A compromise assessment is a targeted review of an organisation’s estate looking for indicators of malware, breaches, or other evidence of unauthorised access. Threat actors understand the need to act covertly and are very successful at circumventing traditional security tooling like endpoint protection, “If you don’t know what’s there, how can you begin to understand and manage the risk?” says Catley. “A compromise assessment provides clarity and visibility as to what is on the network, as well as understanding if you are currently or have been historically unknowingly the victim of an attack. One part of the business – such as the research and development team – may have an environment up and running, for example, that the IT team does not know anything about. A compromise assessment provides clarity, which is key to managing risks.”

However, the results from the assessment – often very technical – need to be relevant to an executive audience, says Rutland. “It’s not just visibility but the right kind of visibility, and at the right level. Being able to translate the outcome of a compromise assessment to an executive audience is key because that will drive decision making, and investment choices.” It can be very difficult to gain a holistic view as to what these risks might mean to a business. Rutland adds, “which is why Aon has developed a compromise assessment capability to bring it all together: technical insight quantified and expressed in a way to make informed mitigative decisions. This also aligns with Aon’s model for sustained cyber resilience – the Cyber Loop - we aim to encompass all elements across different stages of the Cyber Loop – from assessment, through to mitigation, transfer, and recover.”


Business Impact

The third stage after understanding an organisation's cyber risk and getting better visibility to the exposures is around business impact. “Do businesses really understand the scale of the risk, not just technically, but financially, to a level where executives can make informed decisions, both reactively and proactively?” says Rutland.

A common complaint from CFOs adds Day, is that cyber security often seems to exist outside the organisation’s budgeting requirements. "A CFO says he expects all departments to cut costs, yet too often cyber security wants a pass, what's worse, part way through the year, they present another new risk scenario requiring even more budget to mitigate it. Business leaders want to quantify between risk and associated costs, versus actual spend. My challenge to CFOs is to ask their security teams to quantify the value each cyber security investment makes. There are often many differing solutions with differing costs and returns, this should be a business decision".

Risk quantification is key, adds Rutland: “Our approach leverages Aon’s ability to quantify and financially model risk based on detailed technical analysis, which makes it much easier for organisations to understand the total cost of cyber risk and, in turn, validate the cost benefit of risk management and mitigation strategies.”

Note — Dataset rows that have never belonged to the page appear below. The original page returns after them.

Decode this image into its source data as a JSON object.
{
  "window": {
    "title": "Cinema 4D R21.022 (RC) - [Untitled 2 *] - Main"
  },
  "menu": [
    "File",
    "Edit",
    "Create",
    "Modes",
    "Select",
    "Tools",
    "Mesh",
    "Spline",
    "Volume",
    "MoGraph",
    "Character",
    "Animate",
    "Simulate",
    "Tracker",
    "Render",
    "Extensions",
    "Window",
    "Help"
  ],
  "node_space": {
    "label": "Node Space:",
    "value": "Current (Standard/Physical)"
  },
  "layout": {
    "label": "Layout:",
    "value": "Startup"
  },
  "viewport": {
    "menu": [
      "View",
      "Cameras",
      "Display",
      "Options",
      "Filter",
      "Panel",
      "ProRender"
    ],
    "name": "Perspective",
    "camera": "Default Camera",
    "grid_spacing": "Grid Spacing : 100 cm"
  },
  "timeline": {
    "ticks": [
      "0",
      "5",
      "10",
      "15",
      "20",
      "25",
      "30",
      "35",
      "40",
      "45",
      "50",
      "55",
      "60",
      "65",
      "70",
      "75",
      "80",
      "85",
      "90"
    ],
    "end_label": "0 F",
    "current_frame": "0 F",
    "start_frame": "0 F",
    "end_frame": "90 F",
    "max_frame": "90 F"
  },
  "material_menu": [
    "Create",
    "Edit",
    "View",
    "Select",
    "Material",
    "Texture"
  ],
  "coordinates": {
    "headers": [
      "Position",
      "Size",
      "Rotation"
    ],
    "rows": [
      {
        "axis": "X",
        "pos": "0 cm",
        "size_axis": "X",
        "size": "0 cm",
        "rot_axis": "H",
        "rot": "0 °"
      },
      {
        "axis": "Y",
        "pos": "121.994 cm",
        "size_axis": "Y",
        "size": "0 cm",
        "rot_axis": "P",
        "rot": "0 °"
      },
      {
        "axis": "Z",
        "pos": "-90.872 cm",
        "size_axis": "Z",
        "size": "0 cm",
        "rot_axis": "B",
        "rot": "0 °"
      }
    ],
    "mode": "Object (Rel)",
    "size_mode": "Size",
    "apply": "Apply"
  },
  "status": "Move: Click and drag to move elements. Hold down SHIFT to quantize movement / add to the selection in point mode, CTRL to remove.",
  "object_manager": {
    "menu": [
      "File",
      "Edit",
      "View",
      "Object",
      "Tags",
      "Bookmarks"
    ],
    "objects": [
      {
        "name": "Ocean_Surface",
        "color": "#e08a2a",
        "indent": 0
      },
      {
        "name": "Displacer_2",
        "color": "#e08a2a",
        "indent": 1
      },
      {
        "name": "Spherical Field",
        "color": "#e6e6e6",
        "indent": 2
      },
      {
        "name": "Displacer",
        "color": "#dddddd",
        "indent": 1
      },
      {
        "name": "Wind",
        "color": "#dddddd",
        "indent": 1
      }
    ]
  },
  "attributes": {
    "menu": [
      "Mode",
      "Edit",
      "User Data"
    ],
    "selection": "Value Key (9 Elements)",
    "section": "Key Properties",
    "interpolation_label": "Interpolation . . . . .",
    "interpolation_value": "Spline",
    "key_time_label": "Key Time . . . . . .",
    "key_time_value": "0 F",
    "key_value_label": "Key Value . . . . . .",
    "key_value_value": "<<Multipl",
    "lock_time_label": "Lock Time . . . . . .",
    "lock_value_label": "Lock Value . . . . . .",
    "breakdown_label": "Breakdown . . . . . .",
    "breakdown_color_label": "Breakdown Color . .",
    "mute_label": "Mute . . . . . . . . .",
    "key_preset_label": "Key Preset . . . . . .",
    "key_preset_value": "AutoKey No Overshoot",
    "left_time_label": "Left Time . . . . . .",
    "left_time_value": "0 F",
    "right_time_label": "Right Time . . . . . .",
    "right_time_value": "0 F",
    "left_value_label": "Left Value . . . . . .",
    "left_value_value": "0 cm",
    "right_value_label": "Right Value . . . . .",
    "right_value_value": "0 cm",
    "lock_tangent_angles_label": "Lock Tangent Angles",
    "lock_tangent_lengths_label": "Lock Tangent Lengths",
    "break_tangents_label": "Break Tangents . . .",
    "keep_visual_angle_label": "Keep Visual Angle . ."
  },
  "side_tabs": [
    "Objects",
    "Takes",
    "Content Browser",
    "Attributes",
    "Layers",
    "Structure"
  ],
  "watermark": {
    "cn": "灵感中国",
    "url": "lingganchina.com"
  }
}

Defend forward

Ultimately, Day recommends a ‘defend forward’ approach to cyber risk to help “build cyber security that allows an organisation to scale and keep pace with the challenge”. That proactive stance demands an organisation takes steps to understand its cyber risk, improve exposure visibility and measure business impact. Using solutions like Aon’s Cyber Compromise Assessment, an organisation can bring more certainty and clarity to an ever-evolving business risk, helping them to make better and more informed decisions.


This paper constitutes information only and is not intended to provide advice. Professional advice should always be sought regarding insurance coverage or specific risk issues.

Aon’s Cyber Solutions offers holistic cyber security, risk and insurance management, investigative skills, and proprietary technologies to help clients uncover and quantify cyber risks, protect critical assets, and recover from cyber incidents.

Aon UK Limited is authorised by the Financial Conduct Authority.


©2022 Aon plc. All rights reserved.

Cybereason offers cybersecurity software and cybersecurity services to help clients defend themselves from cyber threats.


©Cybereason 2022. All Rights Reserved.